===== RECORDS FOR THIS TASK =====

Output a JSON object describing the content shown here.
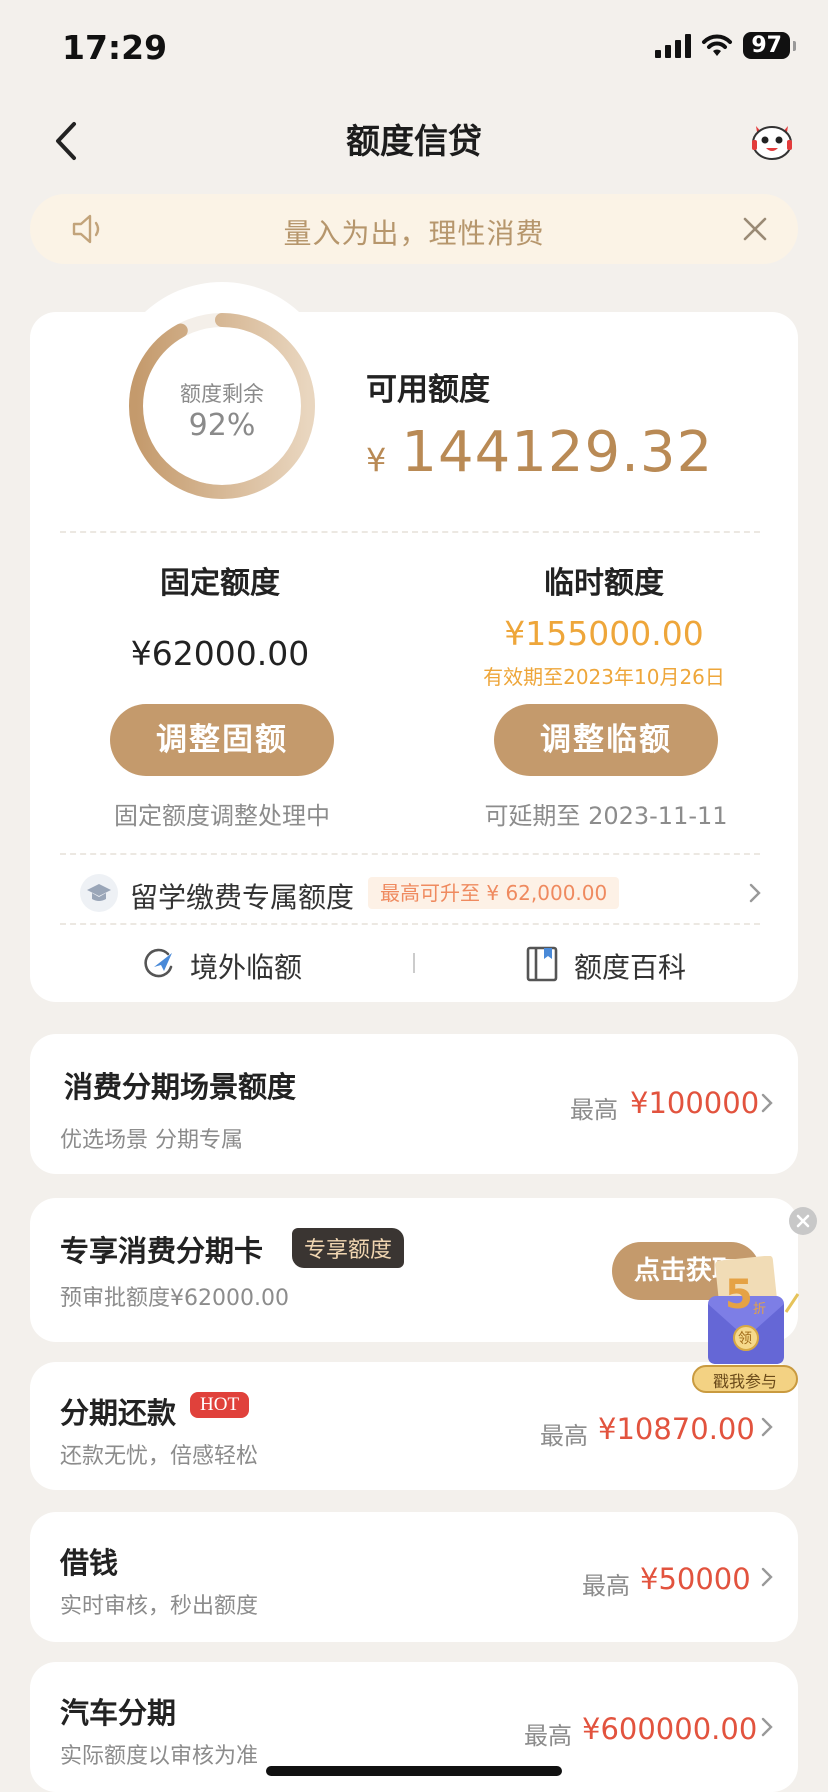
{
  "status": {
    "time": "17:29",
    "battery": "97"
  },
  "nav": {
    "title": "额度信贷"
  },
  "notice": {
    "text": "量入为出，理性消费"
  },
  "summary": {
    "ring_label": "额度剩余",
    "ring_value": "92%",
    "remaining_ratio": 0.92,
    "available_label": "可用额度",
    "currency": "¥",
    "available_amount": "144129.32"
  },
  "fixed": {
    "title": "固定额度",
    "amount": "¥62000.00",
    "button": "调整固额",
    "status": "固定额度调整处理中"
  },
  "temp": {
    "title": "临时额度",
    "amount": "¥155000.00",
    "valid": "有效期至2023年10月26日",
    "button": "调整临额",
    "extend": "可延期至 2023-11-11"
  },
  "study": {
    "label": "留学缴费专属额度",
    "tag": "最高可升至 ¥ 62,000.00"
  },
  "links": {
    "overseas": "境外临额",
    "wiki": "额度百科"
  },
  "rows": {
    "scene": {
      "title": "消费分期场景额度",
      "sub": "优选场景 分期专属",
      "max_label": "最高",
      "max_value": "¥100000"
    },
    "card": {
      "title": "专享消费分期卡",
      "tag": "专享额度",
      "sub": "预审批额度¥62000.00",
      "button": "点击获取"
    },
    "install": {
      "title": "分期还款",
      "hot": "HOT",
      "sub": "还款无忧，倍感轻松",
      "max_label": "最高",
      "max_value": "¥10870.00"
    },
    "borrow": {
      "title": "借钱",
      "sub": "实时审核，秒出额度",
      "max_label": "最高",
      "max_value": "¥50000"
    },
    "car": {
      "title": "汽车分期",
      "sub": "实际额度以审核为准",
      "max_label": "最高",
      "max_value": "¥600000.00"
    }
  },
  "promo": {
    "number": "5",
    "small": "折",
    "badge": "领",
    "caption": "戳我参与"
  }
}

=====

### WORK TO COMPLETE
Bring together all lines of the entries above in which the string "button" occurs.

### WRITTEN ANSWER
    "button": "调整固额",
    "button": "调整临额",
      "button": "点击获取"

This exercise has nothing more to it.